Africa’s economic relations with China revolve around the triennial Forum on China-Africa Cooperation (FOCAC), formed in 2000. During the latest FOCAC Summit held in Beijing in September 2018, China devoted a total of $60 billion to support Africa’s growth over the next three years.
Coming on top of another $60 billion Beijing provided in 2015, China’s assistance includes $15 billion in grants, interest-free loans, and concessional loans; $20 billion in export credit lines; $10 billion for development financing; and $5 billion to support African exports to China. Africa’s least-developed countries stand to benefit from China’s debt relief scheme.
China’s support for Africa is an integral part of the Belt and Road Initiative (BRI), a broader strategy whose impact on the 2019 Legatum Prosperity Index needs to be evaluated.
After Brexit, the UK is strengthening ties with Africa’s leading economies. During her trip to South Africa, Nigeria and Kenya in 2018, Prime Minister Theresa May made a pledge of £4 billion in support for African economies to create jobs for young people.

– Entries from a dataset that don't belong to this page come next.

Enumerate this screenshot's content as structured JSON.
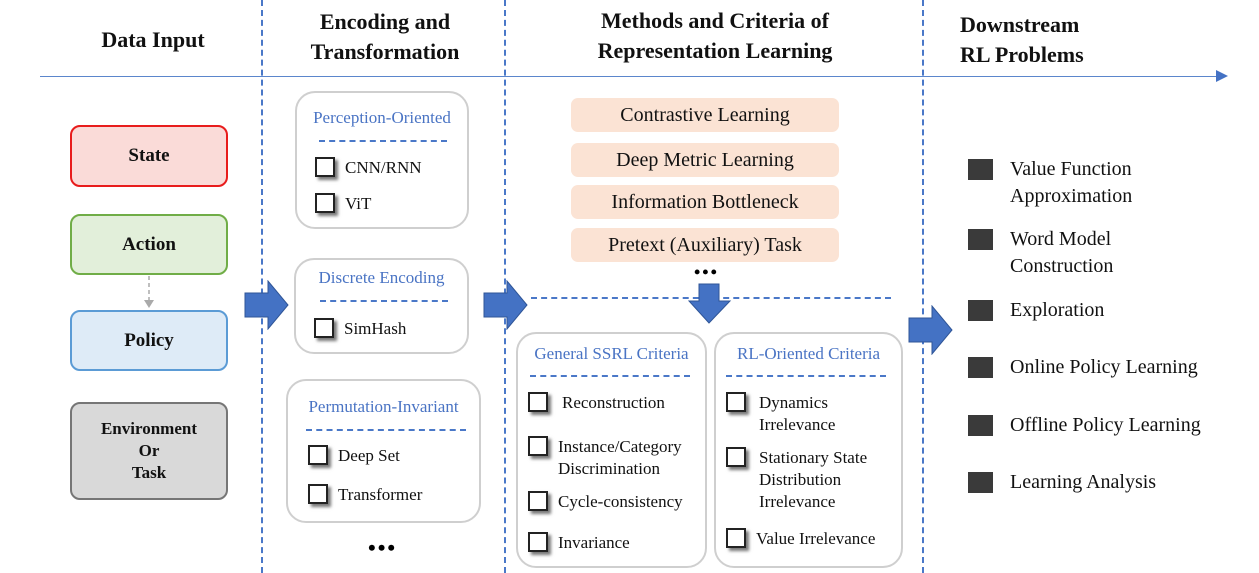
{
  "headers": {
    "data_input": "Data Input",
    "encoding": [
      "Encoding and",
      "Transformation"
    ],
    "methods": [
      "Methods and Criteria of",
      "Representation Learning"
    ],
    "downstream": [
      "Downstream",
      "RL Problems"
    ]
  },
  "data_inputs": [
    {
      "label": "State",
      "fill": "#fadbd8",
      "border": "#e81c1c"
    },
    {
      "label": "Action",
      "fill": "#e2efda",
      "border": "#70ad47"
    },
    {
      "label": "Policy",
      "fill": "#deebf7",
      "border": "#5b9bd5"
    },
    {
      "label_lines": [
        "Environment",
        "Or",
        "Task"
      ],
      "fill": "#d9d9d9",
      "border": "#767676"
    }
  ],
  "encoding_cards": [
    {
      "title": "Perception-Oriented",
      "items": [
        "CNN/RNN",
        "ViT"
      ]
    },
    {
      "title": "Discrete Encoding",
      "items": [
        "SimHash"
      ]
    },
    {
      "title": "Permutation-Invariant",
      "items": [
        "Deep Set",
        "Transformer"
      ]
    }
  ],
  "encoding_more": "•••",
  "methods": [
    "Contrastive Learning",
    "Deep Metric Learning",
    "Information Bottleneck",
    "Pretext (Auxiliary) Task"
  ],
  "methods_more": "•••",
  "criteria_cards": [
    {
      "title": "General SSRL Criteria",
      "items": [
        [
          "Reconstruction"
        ],
        [
          "Instance/Category",
          "Discrimination"
        ],
        [
          "Cycle-consistency"
        ],
        [
          "Invariance"
        ]
      ]
    },
    {
      "title": "RL-Oriented Criteria",
      "items": [
        [
          "Dynamics",
          "Irrelevance"
        ],
        [
          "Stationary State",
          "Distribution",
          "Irrelevance"
        ],
        [
          "Value Irrelevance"
        ]
      ]
    }
  ],
  "problems": [
    [
      "Value Function",
      "Approximation"
    ],
    [
      "Word Model",
      "Construction"
    ],
    [
      "Exploration"
    ],
    [
      "Online Policy Learning"
    ],
    [
      "Offline Policy Learning"
    ],
    [
      "Learning Analysis"
    ]
  ],
  "colors": {
    "accent_blue": "#4472c4",
    "divider": "#4a78c8",
    "method_fill": "#fbe3d4",
    "card_title": "#4a74c4"
  }
}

According to the United Nations Conference on Trade and Development, UK direct investment in Africa in 2016 was £42.7 billion, compared to £44.3 billion from the US, £38 billion from France and £31 billion from China.
However, Africa’s growing debt remains a ticking time bomb. Its average debt to GDP ratio rose to 57 per cent in 2017 and has exceeded 100 per cent of the GDP of some countries.
Research by both the Thabo Mbeki High-Level Panel on Illicit Financial Flows from Africa and the Global Financial Integrity reveals a continent hemorrhaging from trade-related illicit financial flows. For Africa to rule the 21st century, it has to stem illicit financial flows.